Cybercriminals are increasingly trying to trick victims into installing malicious apps that are supposedly in a beta phase. These are mainly fake cryptocurrency apps, the FBI warns.
According to the U.S. investigative agency, cybercriminals are increasingly trying to trick victims into installing “beta versions” of cryptocurrency apps. These apps are then used to extort money from them.
Beta versions of apps are often designed to allow users to provide feedback to developers before the app is officially released. With the use of these beta versions, cybercriminals try to evade the thorough screening that app stores conduct to test new apps for legitimacy. Within all app stores, these apps do not go through the rigorous screening process, but are screened superficially.
The rogue beta apps have already been found in Apple TestFlight. According to Google, beta apps undergo the same thorough screening as normal apps in its Google Playstore.
Temptation via phishing or dating sites
According to the FBI, victims are enticed to install these apps through phishing or “romance scams” on dating sites. The rogue apps look legitimate and are hosted in trusted app stores.
Victims must sign into the apps, entering their legitimate account information and/or making an upfront payment. Instead of this money getting into their (crypto) account, it is immediately funneled to the cybercriminals.
Tips for protection
To prevent these types of attacks, the FBI indicates that users should always check developers and reviews before downloading. High download numbers and few reviews should be a warning sign that the app may be rogue.
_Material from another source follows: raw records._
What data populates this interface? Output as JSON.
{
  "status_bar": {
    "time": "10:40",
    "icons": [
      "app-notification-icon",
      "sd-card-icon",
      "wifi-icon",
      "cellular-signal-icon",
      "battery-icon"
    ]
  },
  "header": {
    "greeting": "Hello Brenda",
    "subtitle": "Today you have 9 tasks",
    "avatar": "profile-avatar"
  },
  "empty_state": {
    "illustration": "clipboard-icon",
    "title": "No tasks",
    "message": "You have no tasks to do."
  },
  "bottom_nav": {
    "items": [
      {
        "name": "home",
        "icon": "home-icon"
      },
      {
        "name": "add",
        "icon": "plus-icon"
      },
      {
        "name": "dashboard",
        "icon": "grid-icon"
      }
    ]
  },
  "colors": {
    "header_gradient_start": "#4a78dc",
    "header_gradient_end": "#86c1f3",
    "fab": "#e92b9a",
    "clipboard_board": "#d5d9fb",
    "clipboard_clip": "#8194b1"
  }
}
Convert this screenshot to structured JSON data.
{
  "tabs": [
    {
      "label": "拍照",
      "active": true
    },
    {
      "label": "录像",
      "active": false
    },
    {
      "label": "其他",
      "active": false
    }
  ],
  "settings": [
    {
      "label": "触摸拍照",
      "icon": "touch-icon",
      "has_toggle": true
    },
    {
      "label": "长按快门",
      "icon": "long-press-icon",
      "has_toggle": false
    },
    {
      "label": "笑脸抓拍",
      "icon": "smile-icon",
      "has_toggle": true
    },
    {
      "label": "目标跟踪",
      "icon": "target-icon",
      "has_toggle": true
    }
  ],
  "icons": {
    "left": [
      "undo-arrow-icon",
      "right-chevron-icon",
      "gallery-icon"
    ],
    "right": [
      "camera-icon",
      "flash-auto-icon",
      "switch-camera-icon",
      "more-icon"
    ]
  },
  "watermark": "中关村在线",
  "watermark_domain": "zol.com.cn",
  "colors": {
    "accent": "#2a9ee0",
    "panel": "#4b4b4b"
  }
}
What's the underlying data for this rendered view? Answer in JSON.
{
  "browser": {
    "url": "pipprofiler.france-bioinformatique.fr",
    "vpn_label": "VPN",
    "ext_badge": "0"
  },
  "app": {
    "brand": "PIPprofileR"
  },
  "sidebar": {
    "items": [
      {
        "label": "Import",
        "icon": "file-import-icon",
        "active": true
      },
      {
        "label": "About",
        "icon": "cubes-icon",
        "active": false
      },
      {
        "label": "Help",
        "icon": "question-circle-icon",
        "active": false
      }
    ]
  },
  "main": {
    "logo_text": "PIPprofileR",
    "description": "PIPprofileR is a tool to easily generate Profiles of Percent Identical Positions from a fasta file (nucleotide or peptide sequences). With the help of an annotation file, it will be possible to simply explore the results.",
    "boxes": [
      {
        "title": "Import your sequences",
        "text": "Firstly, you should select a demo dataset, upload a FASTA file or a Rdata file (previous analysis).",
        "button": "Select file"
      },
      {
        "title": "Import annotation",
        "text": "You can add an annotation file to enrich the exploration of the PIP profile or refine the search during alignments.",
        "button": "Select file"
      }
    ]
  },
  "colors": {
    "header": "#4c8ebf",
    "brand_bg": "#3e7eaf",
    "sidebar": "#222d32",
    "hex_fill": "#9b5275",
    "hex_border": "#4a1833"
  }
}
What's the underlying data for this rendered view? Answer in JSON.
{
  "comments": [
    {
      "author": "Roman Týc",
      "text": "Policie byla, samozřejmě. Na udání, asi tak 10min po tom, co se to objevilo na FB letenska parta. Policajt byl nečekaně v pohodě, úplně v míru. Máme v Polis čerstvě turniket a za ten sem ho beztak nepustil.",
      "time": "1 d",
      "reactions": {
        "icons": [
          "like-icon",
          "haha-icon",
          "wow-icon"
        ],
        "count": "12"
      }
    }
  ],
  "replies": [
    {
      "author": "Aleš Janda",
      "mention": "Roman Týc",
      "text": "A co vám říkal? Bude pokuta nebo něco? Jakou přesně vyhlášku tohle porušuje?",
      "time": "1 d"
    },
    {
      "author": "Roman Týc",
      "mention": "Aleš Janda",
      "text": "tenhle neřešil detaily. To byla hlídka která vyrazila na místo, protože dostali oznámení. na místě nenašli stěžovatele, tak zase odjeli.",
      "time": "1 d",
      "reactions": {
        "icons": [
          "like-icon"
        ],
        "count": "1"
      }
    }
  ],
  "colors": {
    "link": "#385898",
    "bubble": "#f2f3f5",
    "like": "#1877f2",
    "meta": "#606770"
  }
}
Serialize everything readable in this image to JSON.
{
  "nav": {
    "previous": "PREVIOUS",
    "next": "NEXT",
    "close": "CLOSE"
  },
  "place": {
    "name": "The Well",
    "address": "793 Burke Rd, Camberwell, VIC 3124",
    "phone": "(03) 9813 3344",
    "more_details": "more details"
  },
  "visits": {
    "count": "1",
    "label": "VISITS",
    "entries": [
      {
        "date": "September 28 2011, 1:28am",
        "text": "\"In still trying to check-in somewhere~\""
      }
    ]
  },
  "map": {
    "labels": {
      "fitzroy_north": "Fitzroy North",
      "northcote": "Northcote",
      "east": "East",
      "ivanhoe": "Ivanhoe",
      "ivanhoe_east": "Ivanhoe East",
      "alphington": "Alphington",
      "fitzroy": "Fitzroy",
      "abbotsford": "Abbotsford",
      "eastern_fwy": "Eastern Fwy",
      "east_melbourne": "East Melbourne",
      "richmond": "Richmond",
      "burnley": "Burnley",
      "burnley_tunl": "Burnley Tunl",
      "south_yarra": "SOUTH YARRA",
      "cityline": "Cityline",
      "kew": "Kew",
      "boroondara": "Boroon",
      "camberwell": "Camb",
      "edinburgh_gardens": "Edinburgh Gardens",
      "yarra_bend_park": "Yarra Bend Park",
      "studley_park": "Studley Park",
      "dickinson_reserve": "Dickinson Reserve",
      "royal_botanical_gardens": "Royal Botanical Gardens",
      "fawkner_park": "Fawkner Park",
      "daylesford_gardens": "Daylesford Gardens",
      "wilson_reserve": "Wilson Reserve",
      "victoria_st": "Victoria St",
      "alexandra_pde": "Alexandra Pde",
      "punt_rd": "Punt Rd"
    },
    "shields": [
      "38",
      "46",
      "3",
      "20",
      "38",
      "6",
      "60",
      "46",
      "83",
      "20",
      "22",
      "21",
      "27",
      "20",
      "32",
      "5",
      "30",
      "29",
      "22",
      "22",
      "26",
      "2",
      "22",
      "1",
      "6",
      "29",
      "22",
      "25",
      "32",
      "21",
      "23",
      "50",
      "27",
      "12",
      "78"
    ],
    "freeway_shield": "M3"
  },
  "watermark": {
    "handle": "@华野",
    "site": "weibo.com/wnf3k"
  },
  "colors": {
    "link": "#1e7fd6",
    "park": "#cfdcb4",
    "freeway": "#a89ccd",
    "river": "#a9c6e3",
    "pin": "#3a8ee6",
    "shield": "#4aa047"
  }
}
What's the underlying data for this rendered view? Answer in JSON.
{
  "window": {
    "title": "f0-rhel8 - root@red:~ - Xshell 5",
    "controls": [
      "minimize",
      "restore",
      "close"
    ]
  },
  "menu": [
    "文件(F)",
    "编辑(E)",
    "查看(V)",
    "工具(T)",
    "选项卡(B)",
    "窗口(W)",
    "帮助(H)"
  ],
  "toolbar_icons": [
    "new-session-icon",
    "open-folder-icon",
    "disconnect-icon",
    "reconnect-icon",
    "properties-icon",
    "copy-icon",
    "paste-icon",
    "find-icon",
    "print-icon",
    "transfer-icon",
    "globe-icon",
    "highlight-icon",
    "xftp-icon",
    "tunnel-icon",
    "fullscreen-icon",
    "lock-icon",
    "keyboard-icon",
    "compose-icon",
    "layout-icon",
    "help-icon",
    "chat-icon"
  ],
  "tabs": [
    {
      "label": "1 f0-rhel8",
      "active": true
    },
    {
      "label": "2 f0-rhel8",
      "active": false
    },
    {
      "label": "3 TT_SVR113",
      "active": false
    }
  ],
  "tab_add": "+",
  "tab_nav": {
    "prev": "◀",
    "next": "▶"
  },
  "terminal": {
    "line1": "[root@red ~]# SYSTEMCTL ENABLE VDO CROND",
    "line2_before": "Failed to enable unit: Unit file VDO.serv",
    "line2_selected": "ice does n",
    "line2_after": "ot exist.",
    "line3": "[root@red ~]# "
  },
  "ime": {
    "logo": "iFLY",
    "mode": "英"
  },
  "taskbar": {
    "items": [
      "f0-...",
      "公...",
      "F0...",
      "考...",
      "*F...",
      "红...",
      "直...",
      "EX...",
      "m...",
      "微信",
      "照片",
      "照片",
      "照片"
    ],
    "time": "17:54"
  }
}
They should also be alert to unsolicited installed apps, asking for more permissions than strictly necessary, increased battery usage and slower-than-normal mobile device operation.